China may sidestep the need to define a framework for a potential trade agreement

  • in part because, in their perception of US demands, short-term agreements take precedence, a hiccup of sorts in the long term Chinese economic build-up
  • but also because preeminent US companies have become entirely dependent on sales in the Chinese market – or, critically, to supply chains located in China – ultimately, China’s advocates of choice…


The US negotiators advance an ambitious mandate, backed by the ability to overwhelm China’s trade with rising tariffs, but their options are actually limited

  • Sales on the Chinese market are crucial for many US companies, both in % of current turnover and as driver for future growth, handing the leverage to Chinese companies and ultimately to China’s government
  • The intricacies of the supply chains – and the proven expertise of China’s manufacturers to navigate the supplier networks – cannot be challenged without much forethought, if at all

While both parties are aware of this economic reality, with major US companies hostages of sorts, China has preferred to let the firms – and the stock markets – take the lead and the US seems to take a pass on the issue


Two giants with feet of clay ?

Neither tactic portends well for the future

In staking out its structural claims, the US negotiators define a framework contradicting the very successful Chinese industrial policies of the last 20 years, while discounting the exposure of US firms engaged in these very policies

China, for its part, does not engage, in part because of its achievements, and also because competition between central authorities, regional and local governments, State owned enterprises and private business has taken on a life of its own – out of the purview of the Government


What to expect

Or rather what not to expect from China

  • that China change its ways, regarding terms and conditions of access to its domestic market
  • that China change its medium and long-term goals of independence from American suppliers, specifically from US semi-conductors
  • that China renege on its ambitions to play a premier role in up-and-coming technologies (AI, biotech, cyberwarfare…)

and what not to expect from the US

  • that US companies will kick their addiction to the Chinese market, and its supply chains
  • that US consumers will abandon their love for affordable products, often sourced from China


One who knows when he can fight, and when he cannot fight, will be victorious   (the Art of War - Sun Tzu - Chapter 3 - 18)

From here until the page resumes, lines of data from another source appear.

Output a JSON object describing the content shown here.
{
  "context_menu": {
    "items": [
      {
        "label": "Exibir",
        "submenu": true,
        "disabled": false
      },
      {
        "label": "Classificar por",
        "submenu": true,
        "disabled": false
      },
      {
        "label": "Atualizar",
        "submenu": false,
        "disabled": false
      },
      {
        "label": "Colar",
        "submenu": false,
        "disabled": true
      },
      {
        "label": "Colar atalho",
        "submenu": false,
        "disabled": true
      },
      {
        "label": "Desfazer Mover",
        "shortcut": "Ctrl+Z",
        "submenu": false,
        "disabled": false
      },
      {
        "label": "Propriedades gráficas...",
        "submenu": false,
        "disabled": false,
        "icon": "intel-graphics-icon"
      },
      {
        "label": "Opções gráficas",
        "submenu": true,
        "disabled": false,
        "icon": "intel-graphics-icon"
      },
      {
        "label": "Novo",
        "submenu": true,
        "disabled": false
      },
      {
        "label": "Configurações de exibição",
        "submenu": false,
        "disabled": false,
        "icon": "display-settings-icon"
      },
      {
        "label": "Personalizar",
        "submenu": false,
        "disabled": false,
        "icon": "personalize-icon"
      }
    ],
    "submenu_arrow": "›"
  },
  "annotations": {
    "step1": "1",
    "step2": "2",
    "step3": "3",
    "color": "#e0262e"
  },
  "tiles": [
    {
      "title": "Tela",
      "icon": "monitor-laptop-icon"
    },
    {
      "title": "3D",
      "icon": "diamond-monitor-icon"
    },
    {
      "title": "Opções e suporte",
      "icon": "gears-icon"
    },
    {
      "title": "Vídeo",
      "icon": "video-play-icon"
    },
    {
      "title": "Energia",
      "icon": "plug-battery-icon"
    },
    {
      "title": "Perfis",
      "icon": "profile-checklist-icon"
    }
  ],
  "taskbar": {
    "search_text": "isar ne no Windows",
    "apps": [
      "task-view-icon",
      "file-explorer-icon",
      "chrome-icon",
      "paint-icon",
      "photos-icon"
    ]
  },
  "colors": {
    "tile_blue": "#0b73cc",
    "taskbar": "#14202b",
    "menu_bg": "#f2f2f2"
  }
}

The constraints each trading partner encounters in special ways, and the lack of common ground on principle and concept, strongly suggests some sort of short-term face-saving ‘deal’

Fully expected by the stock markets, proffering some political biscuits to the American president and a tactical ‘win’ for the Chinese State, the negotiations do not bode well for the future of global trade

  • awkward agreements to reduce the US trade deficit will be rubber-stamped
  • but the commitments made by China upon entering the WTO in 2001 will still have to be confronted, with dire implications for global trade, and China, its preeminent beneficiary

Because no one expects China to abandon strategies that have been so vastly favorable to the country, investors will have to consider an alternative reality

  • where the US – fiercely protective of its own industrial base – will adopt some of the Chinese tactics, and the recent USMC trade agreements point the way towards ‘made in the USA’ practices, bringing the global ambitions of China to a brutal stop
  • where the US companies will need to engage – or be engaged – in a whole-hearted effort to privilege their home market and address the frailty of global supply chains, when confronted with the geopolitics of today

Concluding on a stark note, the times when a leading member of the defense industry such as Boeing could turn a blind eye on the sale of an advanced satellite to China are over – a case we will discuss in detail in our forthcoming note on R&D – an elusive genie